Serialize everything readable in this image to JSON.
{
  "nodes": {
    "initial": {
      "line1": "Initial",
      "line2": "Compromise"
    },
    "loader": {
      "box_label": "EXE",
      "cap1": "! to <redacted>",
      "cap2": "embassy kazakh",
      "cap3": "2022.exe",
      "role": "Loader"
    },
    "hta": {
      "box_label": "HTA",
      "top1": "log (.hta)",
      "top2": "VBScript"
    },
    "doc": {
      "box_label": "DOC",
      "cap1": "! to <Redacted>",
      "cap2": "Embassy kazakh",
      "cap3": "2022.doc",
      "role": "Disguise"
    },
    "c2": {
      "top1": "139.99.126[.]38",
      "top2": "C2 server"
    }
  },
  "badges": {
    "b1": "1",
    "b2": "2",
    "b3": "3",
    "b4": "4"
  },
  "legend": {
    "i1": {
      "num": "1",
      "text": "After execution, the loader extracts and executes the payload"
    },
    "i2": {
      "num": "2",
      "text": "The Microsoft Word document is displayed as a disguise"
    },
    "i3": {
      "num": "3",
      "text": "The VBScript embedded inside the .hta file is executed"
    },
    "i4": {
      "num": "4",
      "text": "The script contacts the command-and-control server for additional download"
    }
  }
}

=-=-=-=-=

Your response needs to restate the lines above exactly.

Serialize everything readable in this image to JSON.
{
  "nodes": {
    "initial": {
      "line1": "Initial",
      "line2": "Compromise"
    },
    "loader": {
      "box_label": "EXE",
      "cap1": "! to <redacted>",
      "cap2": "embassy kazakh",
      "cap3": "2022.exe",
      "role": "Loader"
    },
    "hta": {
      "box_label": "HTA",
      "top1": "log (.hta)",
      "top2": "VBScript"
    },
    "doc": {
      "box_label": "DOC",
      "cap1": "! to <Redacted>",
      "cap2": "Embassy kazakh",
      "cap3": "2022.doc",
      "role": "Disguise"
    },
    "c2": {
      "top1": "139.99.126[.]38",
      "top2": "C2 server"
    }
  },
  "badges": {
    "b1": "1",
    "b2": "2",
    "b3": "3",
    "b4": "4"
  },
  "legend": {
    "i1": {
      "num": "1",
      "text": "After execution, the loader extracts and executes the payload"
    },
    "i2": {
      "num": "2",
      "text": "The Microsoft Word document is displayed as a disguise"
    },
    "i3": {
      "num": "3",
      "text": "The VBScript embedded inside the .hta file is executed"
    },
    "i4": {
      "num": "4",
      "text": "The script contacts the command-and-control server for additional download"
    }
  }
}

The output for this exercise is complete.